What is the significance of the standover man?

What is the significance of the standover man?

Lesson Summary The Standover Man is Max’s autobiography and homemade book he creates for Liesel’s birthday gift. It covers Max’s life story, but also tells Liesel how much she means to him.

What is symbolic about the standover man the book Max creates for Liesel?

The “standover men” in Max’s life suggest his inner vulnerability: losing his father at a young age, for example, is compared with losing a fight. Yet a girl, not a man, standing over him brings him comfort as they become friends.

When Max writes the standover man he metaphorically portrays himself as a bird what might this represent?

When Max writes The Standover Man, he metaphorically portrays himself as a bird. What might this represent? He wants to be free and be able to live his life unafraid.

How was heaven Street destroyed?

The ‘heaven’ that is Himmel Street is ruined by an air-raid attack in Part 10, and everything that Liesel has known is destroyed.

What does Max have nightmares about?

At night, Liesel continues having nightmares about her dead brother, while Max has nightmares about Hitler and the family he left behind.

Why is Liesel afraid to pick up wash from the mayor’s wife?

The Book Thief Liesel avoids the mayor’s house at all costs because she suspects that the mayor’s wife saw her steal the book from the bonfire. When Rosa makes her go there for the washing, Frau Hermann says nothing to her.

Who was Max’s favorite fist fighting opponent?

Who was Max’s favorite fist fighting opponent? Where did Max train as a child? Walter kruger. He trained with his cousins at his uncles house.

Who made Death cry?

Death pays close attention to Rudy, the boy who painted himself black and hoped for a kiss from Liesel. He makes Death cry. Finally, Death gets to the Hubermanns. He takes Hans with the silver eyes, a soul that rises to meet Death, which, Death says, are the best kinds of souls.

How does Liesel say goodbye to everyone?

She sees the bodies of Rosa and Hans and reluctantly forces herself to say goodbye to them as well.
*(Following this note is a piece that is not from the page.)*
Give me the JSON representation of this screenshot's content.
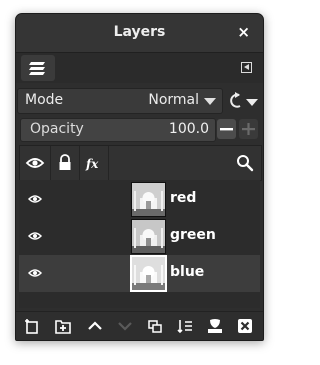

Then she asks the workers for Hans’s accordion. She places the instrument next to Hans’s body and promises him she’ll never drink Champagne again. As the workers lead Liesel away from the bodies.